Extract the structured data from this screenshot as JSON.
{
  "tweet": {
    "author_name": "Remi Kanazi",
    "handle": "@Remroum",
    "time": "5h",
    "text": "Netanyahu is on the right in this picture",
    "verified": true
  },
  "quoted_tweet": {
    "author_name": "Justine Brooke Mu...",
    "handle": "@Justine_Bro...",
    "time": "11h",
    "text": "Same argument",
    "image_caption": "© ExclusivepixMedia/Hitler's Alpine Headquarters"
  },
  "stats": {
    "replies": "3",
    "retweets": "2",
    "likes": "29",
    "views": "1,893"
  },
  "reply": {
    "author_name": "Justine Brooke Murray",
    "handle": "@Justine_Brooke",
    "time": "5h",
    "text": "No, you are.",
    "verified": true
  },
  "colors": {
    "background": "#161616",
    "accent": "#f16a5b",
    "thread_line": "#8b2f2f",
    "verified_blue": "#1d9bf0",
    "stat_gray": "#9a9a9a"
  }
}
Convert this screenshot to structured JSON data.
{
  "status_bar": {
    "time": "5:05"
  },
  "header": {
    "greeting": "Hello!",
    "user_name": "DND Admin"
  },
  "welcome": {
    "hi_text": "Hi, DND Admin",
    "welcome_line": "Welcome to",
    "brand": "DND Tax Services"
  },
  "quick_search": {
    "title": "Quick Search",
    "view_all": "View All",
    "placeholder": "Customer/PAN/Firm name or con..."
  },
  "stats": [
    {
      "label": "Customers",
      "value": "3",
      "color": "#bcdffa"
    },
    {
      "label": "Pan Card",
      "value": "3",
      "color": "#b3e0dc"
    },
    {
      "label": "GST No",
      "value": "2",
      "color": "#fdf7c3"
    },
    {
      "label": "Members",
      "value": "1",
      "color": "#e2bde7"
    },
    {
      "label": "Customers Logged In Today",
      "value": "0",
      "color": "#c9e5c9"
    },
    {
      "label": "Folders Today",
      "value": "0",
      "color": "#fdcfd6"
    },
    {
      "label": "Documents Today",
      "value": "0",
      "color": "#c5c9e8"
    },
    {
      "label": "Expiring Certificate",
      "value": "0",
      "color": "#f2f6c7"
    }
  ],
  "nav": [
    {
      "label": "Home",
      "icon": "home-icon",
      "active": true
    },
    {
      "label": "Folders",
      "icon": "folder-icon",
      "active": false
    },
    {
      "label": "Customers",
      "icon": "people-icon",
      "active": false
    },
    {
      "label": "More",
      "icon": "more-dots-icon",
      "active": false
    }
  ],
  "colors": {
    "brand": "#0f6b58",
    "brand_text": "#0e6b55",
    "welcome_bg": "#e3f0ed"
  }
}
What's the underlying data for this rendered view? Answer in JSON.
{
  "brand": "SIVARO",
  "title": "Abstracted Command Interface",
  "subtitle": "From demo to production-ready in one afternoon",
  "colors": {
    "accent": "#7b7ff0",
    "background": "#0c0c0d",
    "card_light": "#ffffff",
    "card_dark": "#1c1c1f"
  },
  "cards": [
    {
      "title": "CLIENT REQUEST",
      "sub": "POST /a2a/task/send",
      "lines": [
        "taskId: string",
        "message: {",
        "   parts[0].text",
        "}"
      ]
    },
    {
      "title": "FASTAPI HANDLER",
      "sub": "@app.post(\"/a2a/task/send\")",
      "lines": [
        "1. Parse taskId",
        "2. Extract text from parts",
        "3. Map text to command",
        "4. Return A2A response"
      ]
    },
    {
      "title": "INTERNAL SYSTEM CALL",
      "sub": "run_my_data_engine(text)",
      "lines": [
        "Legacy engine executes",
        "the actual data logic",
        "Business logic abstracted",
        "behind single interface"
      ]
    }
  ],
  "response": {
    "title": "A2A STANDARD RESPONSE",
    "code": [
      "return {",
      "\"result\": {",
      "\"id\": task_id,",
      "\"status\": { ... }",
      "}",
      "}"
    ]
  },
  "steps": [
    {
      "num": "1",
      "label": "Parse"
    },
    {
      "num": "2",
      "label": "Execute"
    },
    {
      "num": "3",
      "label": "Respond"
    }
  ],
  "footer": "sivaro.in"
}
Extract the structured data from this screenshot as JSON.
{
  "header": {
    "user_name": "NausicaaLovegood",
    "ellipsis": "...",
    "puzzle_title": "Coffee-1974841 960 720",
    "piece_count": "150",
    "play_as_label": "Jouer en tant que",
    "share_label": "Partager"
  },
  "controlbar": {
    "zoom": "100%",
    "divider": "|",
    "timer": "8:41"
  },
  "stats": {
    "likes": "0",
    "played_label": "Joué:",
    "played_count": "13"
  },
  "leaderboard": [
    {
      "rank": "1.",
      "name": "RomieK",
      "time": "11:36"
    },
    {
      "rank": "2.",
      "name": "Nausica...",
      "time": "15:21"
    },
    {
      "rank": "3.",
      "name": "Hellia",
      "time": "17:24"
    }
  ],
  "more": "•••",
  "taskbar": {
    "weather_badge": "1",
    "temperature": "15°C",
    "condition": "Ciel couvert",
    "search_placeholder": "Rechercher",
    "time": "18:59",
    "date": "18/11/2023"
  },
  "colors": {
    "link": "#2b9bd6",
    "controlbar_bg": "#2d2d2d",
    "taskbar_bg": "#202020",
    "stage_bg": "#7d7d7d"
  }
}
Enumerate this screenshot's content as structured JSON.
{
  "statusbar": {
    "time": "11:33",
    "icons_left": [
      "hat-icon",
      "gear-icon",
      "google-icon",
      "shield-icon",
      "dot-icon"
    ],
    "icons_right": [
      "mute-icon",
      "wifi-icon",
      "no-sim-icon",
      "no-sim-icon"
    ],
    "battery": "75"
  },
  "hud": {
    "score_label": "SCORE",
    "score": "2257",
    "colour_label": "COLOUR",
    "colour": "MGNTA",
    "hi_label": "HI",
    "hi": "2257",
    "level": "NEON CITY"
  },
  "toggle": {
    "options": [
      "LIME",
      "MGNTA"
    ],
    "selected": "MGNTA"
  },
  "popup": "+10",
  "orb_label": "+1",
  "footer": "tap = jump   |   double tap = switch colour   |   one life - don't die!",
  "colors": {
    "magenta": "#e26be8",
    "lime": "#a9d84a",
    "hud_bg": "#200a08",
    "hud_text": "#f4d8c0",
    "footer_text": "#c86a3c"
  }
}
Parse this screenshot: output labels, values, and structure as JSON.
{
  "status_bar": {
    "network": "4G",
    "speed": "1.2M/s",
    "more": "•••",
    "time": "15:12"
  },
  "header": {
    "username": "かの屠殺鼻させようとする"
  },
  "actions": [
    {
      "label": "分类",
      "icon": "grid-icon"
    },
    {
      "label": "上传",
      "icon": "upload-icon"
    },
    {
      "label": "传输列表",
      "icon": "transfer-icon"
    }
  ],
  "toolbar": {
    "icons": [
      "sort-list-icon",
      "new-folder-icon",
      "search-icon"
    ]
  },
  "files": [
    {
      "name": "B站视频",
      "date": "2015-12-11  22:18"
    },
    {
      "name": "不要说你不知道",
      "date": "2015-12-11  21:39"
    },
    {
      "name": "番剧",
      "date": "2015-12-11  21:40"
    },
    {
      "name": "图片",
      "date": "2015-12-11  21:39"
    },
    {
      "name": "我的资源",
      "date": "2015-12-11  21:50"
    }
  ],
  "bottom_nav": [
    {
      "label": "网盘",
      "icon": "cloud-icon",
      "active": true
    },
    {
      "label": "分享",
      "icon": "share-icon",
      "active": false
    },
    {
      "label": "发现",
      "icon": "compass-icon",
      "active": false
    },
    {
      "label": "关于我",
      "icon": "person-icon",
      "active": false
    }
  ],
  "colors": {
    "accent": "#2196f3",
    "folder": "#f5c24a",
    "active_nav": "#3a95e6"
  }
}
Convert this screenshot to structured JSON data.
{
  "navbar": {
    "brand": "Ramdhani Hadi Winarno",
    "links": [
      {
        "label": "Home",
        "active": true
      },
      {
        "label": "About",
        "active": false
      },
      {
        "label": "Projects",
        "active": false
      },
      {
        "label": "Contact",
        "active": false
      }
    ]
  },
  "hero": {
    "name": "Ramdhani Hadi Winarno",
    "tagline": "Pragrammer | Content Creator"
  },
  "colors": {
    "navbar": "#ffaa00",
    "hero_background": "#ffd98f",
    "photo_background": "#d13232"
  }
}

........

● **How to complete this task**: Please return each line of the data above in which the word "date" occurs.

● **Exercise output**:
    "date": "18/11/2023"
      "date": "2015-12-11  22:18"
      "date": "2015-12-11  21:39"
      "date": "2015-12-11  21:40"
      "date": "2015-12-11  21:39"
      "date": "2015-12-11  21:50"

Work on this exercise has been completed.